6. Legal ground
The new generation of credit instrument described in this paper, although inspired by its counterpart working on paper with wet signature, have almost zero legal similarity. The laws about commercial contracts go back to ancient times and are mutually agreed by all parties involved. The debt / credit contracts, which is located in the shared ledger of the protocol, makes the relevant parties legally responsible for any sanctions and practices. Therefore, none of the existing legal ground for checks and promissory notes are used in this protocol. In the case of default, the original issuer of the smart contract is fully responsible. No other parties within the cycle can be kept responsible for the debt unpaid by the issuer.

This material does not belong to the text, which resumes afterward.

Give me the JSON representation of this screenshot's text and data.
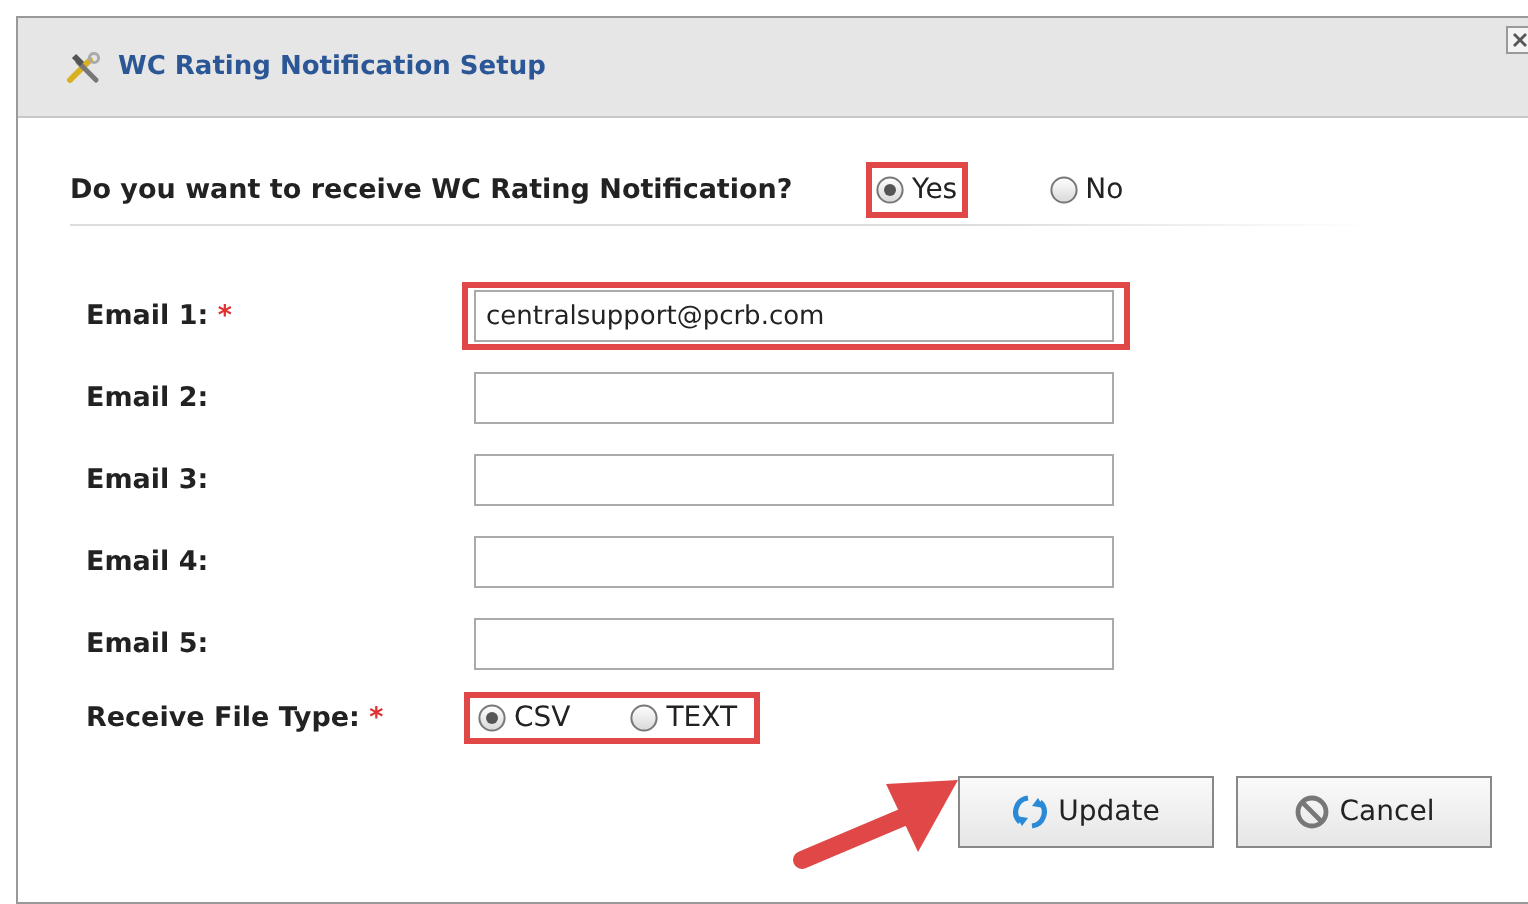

There is a built in scoring mechanism within the DEF Protocol. There is also a pool of peer-to-peer insurance built-in within the protocol.
7. Credit score, insurance and interest
Peer-to-Peer insurance is a risk sharing scheme where a group of individuals pool their premiums together to insure against a risk. Within the DEF Protocol, a small amount of risk premium is cut for every transaction and added to a general pool. This pool is for covering the default risk, and for the example of vadeli cek system in Turkey, the default rate for the last 5 years, has consistently been less than 3%. The credit score for every responsible issuer is also recorded in the system for future reference. In the figure below, some potential third party services are shown, such as, billing, insurance, factoring (fiat facilitator) and other tools for additional development. However, as in the vadeli cek mechanism, the DEF protocol does not include a built-in interest rate calculation.